Dataset entries:
=== Begin Enclosure ===

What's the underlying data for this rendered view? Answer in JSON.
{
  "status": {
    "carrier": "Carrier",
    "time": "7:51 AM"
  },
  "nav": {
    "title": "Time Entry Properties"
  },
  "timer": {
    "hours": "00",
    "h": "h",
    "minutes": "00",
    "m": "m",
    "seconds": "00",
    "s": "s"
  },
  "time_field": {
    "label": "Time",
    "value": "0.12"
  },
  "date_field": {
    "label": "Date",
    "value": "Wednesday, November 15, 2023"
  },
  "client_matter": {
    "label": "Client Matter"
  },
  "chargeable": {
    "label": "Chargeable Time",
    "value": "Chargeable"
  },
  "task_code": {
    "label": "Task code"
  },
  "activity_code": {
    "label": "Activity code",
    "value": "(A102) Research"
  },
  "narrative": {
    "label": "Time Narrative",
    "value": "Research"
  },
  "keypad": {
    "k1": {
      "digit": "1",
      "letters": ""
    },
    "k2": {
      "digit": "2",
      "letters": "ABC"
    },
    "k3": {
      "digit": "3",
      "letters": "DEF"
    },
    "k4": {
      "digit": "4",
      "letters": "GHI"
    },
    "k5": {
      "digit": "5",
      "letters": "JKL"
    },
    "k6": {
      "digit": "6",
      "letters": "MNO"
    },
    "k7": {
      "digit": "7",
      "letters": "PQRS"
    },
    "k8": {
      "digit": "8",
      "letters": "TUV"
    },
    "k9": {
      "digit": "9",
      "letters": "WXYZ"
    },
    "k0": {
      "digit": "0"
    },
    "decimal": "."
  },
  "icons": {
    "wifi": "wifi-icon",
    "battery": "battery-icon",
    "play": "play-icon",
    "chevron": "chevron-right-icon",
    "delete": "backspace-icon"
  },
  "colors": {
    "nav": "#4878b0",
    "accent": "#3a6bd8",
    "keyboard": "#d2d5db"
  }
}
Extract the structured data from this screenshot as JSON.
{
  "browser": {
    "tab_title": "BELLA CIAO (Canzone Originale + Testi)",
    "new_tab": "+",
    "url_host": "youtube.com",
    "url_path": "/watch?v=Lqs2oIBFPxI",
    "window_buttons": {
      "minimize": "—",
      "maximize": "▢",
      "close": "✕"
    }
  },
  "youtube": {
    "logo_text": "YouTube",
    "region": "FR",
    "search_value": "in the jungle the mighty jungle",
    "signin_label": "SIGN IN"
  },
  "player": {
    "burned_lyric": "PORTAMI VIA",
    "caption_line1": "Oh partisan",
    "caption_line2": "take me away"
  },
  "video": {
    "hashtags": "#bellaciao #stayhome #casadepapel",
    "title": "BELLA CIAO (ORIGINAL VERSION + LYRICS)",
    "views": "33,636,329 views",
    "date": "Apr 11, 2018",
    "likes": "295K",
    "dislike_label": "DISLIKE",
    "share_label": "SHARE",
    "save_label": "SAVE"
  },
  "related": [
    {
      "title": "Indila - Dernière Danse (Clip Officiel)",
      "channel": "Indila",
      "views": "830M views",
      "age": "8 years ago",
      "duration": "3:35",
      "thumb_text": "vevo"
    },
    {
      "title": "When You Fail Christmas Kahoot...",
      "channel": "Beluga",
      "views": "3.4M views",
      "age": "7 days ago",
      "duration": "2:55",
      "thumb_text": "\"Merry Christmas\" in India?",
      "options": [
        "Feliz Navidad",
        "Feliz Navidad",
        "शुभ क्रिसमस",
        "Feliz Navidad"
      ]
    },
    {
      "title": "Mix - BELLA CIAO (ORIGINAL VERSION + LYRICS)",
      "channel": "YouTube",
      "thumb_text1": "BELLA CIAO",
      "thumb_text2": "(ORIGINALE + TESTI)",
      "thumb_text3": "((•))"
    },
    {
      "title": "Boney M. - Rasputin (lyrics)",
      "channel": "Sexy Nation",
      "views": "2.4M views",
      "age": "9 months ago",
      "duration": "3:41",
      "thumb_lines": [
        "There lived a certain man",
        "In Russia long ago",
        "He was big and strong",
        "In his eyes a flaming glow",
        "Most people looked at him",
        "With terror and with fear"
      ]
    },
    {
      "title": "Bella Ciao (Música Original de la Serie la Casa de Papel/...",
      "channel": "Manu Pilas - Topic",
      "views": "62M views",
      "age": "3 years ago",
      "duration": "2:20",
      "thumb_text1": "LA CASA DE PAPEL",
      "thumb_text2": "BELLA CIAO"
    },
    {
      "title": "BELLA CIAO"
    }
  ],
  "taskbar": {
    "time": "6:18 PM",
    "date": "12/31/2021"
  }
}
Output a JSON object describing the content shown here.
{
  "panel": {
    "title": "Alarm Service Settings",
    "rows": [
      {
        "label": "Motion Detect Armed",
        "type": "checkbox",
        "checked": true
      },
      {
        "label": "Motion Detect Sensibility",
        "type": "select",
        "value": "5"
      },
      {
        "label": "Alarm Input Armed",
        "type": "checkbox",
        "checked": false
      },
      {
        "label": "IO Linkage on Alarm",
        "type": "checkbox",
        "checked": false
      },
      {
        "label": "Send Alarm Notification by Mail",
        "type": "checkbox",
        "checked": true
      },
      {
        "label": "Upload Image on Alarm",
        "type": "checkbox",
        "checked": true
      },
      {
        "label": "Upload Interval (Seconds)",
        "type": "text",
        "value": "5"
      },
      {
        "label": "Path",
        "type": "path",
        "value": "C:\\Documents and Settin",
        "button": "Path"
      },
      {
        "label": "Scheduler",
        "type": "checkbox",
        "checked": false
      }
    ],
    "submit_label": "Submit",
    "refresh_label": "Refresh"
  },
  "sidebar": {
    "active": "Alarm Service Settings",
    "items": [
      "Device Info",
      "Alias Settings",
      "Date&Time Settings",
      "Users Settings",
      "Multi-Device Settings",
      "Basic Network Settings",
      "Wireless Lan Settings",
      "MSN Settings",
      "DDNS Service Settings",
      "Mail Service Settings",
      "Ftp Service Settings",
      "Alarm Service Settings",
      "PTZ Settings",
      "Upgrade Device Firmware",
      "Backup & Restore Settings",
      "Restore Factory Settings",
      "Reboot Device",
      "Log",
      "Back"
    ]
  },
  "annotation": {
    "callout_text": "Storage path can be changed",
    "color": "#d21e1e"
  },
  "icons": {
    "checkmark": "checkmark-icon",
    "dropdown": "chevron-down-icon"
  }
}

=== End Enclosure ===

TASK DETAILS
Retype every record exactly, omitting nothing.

RESULT OF THIS TASK
What's the underlying data for this rendered view? Answer in JSON.
{
  "status": {
    "carrier": "Carrier",
    "time": "7:51 AM"
  },
  "nav": {
    "title": "Time Entry Properties"
  },
  "timer": {
    "hours": "00",
    "h": "h",
    "minutes": "00",
    "m": "m",
    "seconds": "00",
    "s": "s"
  },
  "time_field": {
    "label": "Time",
    "value": "0.12"
  },
  "date_field": {
    "label": "Date",
    "value": "Wednesday, November 15, 2023"
  },
  "client_matter": {
    "label": "Client Matter"
  },
  "chargeable": {
    "label": "Chargeable Time",
    "value": "Chargeable"
  },
  "task_code": {
    "label": "Task code"
  },
  "activity_code": {
    "label": "Activity code",
    "value": "(A102) Research"
  },
  "narrative": {
    "label": "Time Narrative",
    "value": "Research"
  },
  "keypad": {
    "k1": {
      "digit": "1",
      "letters": ""
    },
    "k2": {
      "digit": "2",
      "letters": "ABC"
    },
    "k3": {
      "digit": "3",
      "letters": "DEF"
    },
    "k4": {
      "digit": "4",
      "letters": "GHI"
    },
    "k5": {
      "digit": "5",
      "letters": "JKL"
    },
    "k6": {
      "digit": "6",
      "letters": "MNO"
    },
    "k7": {
      "digit": "7",
      "letters": "PQRS"
    },
    "k8": {
      "digit": "8",
      "letters": "TUV"
    },
    "k9": {
      "digit": "9",
      "letters": "WXYZ"
    },
    "k0": {
      "digit": "0"
    },
    "decimal": "."
  },
  "icons": {
    "wifi": "wifi-icon",
    "battery": "battery-icon",
    "play": "play-icon",
    "chevron": "chevron-right-icon",
    "delete": "backspace-icon"
  },
  "colors": {
    "nav": "#4878b0",
    "accent": "#3a6bd8",
    "keyboard": "#d2d5db"
  }
}
Extract the structured data from this screenshot as JSON.
{
  "browser": {
    "tab_title": "BELLA CIAO (Canzone Originale + Testi)",
    "new_tab": "+",
    "url_host": "youtube.com",
    "url_path": "/watch?v=Lqs2oIBFPxI",
    "window_buttons": {
      "minimize": "—",
      "maximize": "▢",
      "close": "✕"
    }
  },
  "youtube": {
    "logo_text": "YouTube",
    "region": "FR",
    "search_value": "in the jungle the mighty jungle",
    "signin_label": "SIGN IN"
  },
  "player": {
    "burned_lyric": "PORTAMI VIA",
    "caption_line1": "Oh partisan",
    "caption_line2": "take me away"
  },
  "video": {
    "hashtags": "#bellaciao #stayhome #casadepapel",
    "title": "BELLA CIAO (ORIGINAL VERSION + LYRICS)",
    "views": "33,636,329 views",
    "date": "Apr 11, 2018",
    "likes": "295K",
    "dislike_label": "DISLIKE",
    "share_label": "SHARE",
    "save_label": "SAVE"
  },
  "related": [
    {
      "title": "Indila - Dernière Danse (Clip Officiel)",
      "channel": "Indila",
      "views": "830M views",
      "age": "8 years ago",
      "duration": "3:35",
      "thumb_text": "vevo"
    },
    {
      "title": "When You Fail Christmas Kahoot...",
      "channel": "Beluga",
      "views": "3.4M views",
      "age": "7 days ago",
      "duration": "2:55",
      "thumb_text": "\"Merry Christmas\" in India?",
      "options": [
        "Feliz Navidad",
        "Feliz Navidad",
        "शुभ क्रिसमस",
        "Feliz Navidad"
      ]
    },
    {
      "title": "Mix - BELLA CIAO (ORIGINAL VERSION + LYRICS)",
      "channel": "YouTube",
      "thumb_text1": "BELLA CIAO",
      "thumb_text2": "(ORIGINALE + TESTI)",
      "thumb_text3": "((•))"
    },
    {
      "title": "Boney M. - Rasputin (lyrics)",
      "channel": "Sexy Nation",
      "views": "2.4M views",
      "age": "9 months ago",
      "duration": "3:41",
      "thumb_lines": [
        "There lived a certain man",
        "In Russia long ago",
        "He was big and strong",
        "In his eyes a flaming glow",
        "Most people looked at him",
        "With terror and with fear"
      ]
    },
    {
      "title": "Bella Ciao (Música Original de la Serie la Casa de Papel/...",
      "channel": "Manu Pilas - Topic",
      "views": "62M views",
      "age": "3 years ago",
      "duration": "2:20",
      "thumb_text1": "LA CASA DE PAPEL",
      "thumb_text2": "BELLA CIAO"
    },
    {
      "title": "BELLA CIAO"
    }
  ],
  "taskbar": {
    "time": "6:18 PM",
    "date": "12/31/2021"
  }
}
Output a JSON object describing the content shown here.
{
  "panel": {
    "title": "Alarm Service Settings",
    "rows": [
      {
        "label": "Motion Detect Armed",
        "type": "checkbox",
        "checked": true
      },
      {
        "label": "Motion Detect Sensibility",
        "type": "select",
        "value": "5"
      },
      {
        "label": "Alarm Input Armed",
        "type": "checkbox",
        "checked": false
      },
      {
        "label": "IO Linkage on Alarm",
        "type": "checkbox",
        "checked": false
      },
      {
        "label": "Send Alarm Notification by Mail",
        "type": "checkbox",
        "checked": true
      },
      {
        "label": "Upload Image on Alarm",
        "type": "checkbox",
        "checked": true
      },
      {
        "label": "Upload Interval (Seconds)",
        "type": "text",
        "value": "5"
      },
      {
        "label": "Path",
        "type": "path",
        "value": "C:\\Documents and Settin",
        "button": "Path"
      },
      {
        "label": "Scheduler",
        "type": "checkbox",
        "checked": false
      }
    ],
    "submit_label": "Submit",
    "refresh_label": "Refresh"
  },
  "sidebar": {
    "active": "Alarm Service Settings",
    "items": [
      "Device Info",
      "Alias Settings",
      "Date&Time Settings",
      "Users Settings",
      "Multi-Device Settings",
      "Basic Network Settings",
      "Wireless Lan Settings",
      "MSN Settings",
      "DDNS Service Settings",
      "Mail Service Settings",
      "Ftp Service Settings",
      "Alarm Service Settings",
      "PTZ Settings",
      "Upgrade Device Firmware",
      "Backup & Restore Settings",
      "Restore Factory Settings",
      "Reboot Device",
      "Log",
      "Back"
    ]
  },
  "annotation": {
    "callout_text": "Storage path can be changed",
    "color": "#d21e1e"
  },
  "icons": {
    "checkmark": "checkmark-icon",
    "dropdown": "chevron-down-icon"
  }
}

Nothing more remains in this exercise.